Victoria researchers win multi-million-dollar funding

A Victoria University of Wellington-led team developing devices to make methamphetamine testing of homes and motorists more efficient has been awarded $1 million in the Ministry of Business, Innovation and Employment's 2016 Endeavour Fund science investment round.

The project is one of five led by Victoria that have been awarded nearly $15.5 million over the next three–five years by the Endeavour Fund.

Housing New Zealand is reported to have spent $21 million in the year to 30 June checking its properties for methamphetamine and cleaning and repairing those contaminated. This was an increase from $2.9 million the previous year and just over $700,000 the year before that.

Dr Justin Hodgkiss, Senior Lecturer in Victoria’s School of Chemical and Physical Sciences, is leading a research team developing a device for detecting and quantitatively mapping methamphetamine contamination in homes in-situ, thereby enabling more targeted and cost-effective remediation.

Dr Hodgkiss’s team, whose funding will be over three years, is also developing a real-time low-cost saliva test for methamphetamine to be used for roadside testing of motorists. The test currently available is rarely used as it is expensive, slow and unreliable (prone to false positives).

The project is a collaborative partnership with the Institute for Environmental Science and Research (ESR) Ltd, the Crown research institute responsible for providing forensic testing for New Zealand Police.

“As well as making New Zealand roads safer and helping our communities mitigate the ravages of methamphetamine, this project will benefit New Zealand through the high-value manufacturing of the analytical devices we are developing, which could be exported to law enforcement and housing agencies around the world suffering the same problems we’re addressing in New Zealand,” says Dr Hodgkiss.

Professor Gavin Painter, from Victoria’s Ferrier Research Institute, is leading a project that will receive nearly $10 million over five years to develop an off-the-shelf, low-cost, non-toxic cancer immunotherapy vaccine. The project, whose funding will be shared among researchers from the University of Otago, Malaghan Institute of Medical Research and University of Auckland, will tap into and further nurture New Zealand’s biomedical support infrastructure in order to ensure development and its associated economic benefits remain in the country through as many stages as possible before the need to license or sell assets overseas.
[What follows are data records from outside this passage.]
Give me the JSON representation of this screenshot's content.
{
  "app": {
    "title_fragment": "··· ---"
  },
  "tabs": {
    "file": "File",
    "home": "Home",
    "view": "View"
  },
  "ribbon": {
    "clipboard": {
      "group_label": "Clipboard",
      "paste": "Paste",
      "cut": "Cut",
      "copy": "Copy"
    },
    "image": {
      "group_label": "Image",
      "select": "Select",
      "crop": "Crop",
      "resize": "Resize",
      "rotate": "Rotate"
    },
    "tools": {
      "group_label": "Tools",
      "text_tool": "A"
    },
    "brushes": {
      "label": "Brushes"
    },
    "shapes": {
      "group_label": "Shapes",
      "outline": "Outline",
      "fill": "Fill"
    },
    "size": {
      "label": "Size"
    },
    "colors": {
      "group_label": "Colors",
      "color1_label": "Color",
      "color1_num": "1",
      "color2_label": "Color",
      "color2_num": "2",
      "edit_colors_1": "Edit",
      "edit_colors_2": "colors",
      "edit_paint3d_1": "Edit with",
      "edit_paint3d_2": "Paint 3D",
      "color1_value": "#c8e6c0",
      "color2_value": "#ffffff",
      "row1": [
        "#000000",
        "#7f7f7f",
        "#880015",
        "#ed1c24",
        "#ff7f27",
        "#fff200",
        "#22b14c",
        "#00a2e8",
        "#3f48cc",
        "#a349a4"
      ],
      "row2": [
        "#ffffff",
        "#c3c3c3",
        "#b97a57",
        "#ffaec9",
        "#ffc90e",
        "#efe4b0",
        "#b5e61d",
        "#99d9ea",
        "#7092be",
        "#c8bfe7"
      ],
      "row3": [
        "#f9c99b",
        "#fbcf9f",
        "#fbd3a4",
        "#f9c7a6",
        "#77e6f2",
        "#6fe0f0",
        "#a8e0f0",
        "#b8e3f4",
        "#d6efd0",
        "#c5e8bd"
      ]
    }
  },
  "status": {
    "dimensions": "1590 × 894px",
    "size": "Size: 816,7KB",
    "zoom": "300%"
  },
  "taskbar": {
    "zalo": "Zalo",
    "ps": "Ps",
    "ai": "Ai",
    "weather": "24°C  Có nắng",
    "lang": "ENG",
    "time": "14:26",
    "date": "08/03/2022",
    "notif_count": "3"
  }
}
Professor Jim Johnston in Victoria’s School of Chemical and Physical Sciences is leading a project that will receive more than $3 million over four years to develop nanotechnology that would increase the energy recovered from geothermal sources by 15 percent. By more efficiently tackling the unwanted deposition of silica that compromises geothermal energy production worldwide, the research team would bring about what Professor Johnston calls “a paradigm shift” in the industry. The team includes researchers from HERA (Heavy Equipment Research Association) and will work closely with New Zealand geothermal companies.

Dr Mike Staines, Senior Scientist with the Robinson Research Institute, is leading a project that includes researchers from Callaghan Innovation and will receive $1 million over three years to develop technology that would slash the cost of manufacturing sensors for ultrasound imaging while at the same time improving performance through enhanced image quality. The impact on the multi-billion-dollar industry would be “disruptive”, says Dr Staines—with the new technology both capturing much of the current sensor market and triggering an expansion of it.

Professor Norman Gemmell, Chair in Public Finance in Victoria Business School’s School of Accounting and Commercial Law, is leading a project that will receive more than $600,000 over three years to develop analyses of how people behave in response to tax and welfare changes and help government policy advisers take these effects into account. This would make revenue forecasts more accurate than the current system of what Professor Gemmell calls “arithmetic plus judgement”. Professor Gemmell is a former Chief Economist at Treasury.

Victoria’s outstanding performance in the 2016 Endeavour Fund reflects its culture of research innovation and impact and its position as New Zealand’s No 1-ranked university for research excellence, says Vice-Provost (Research) Professor Kate McGrath.

“As a global-civic capital city university, Victoria is committed to high-calibre research that improves economic, social and environmental wellbeing, and the recipients of these five contracts exemplify that. We will all benefit from their work.”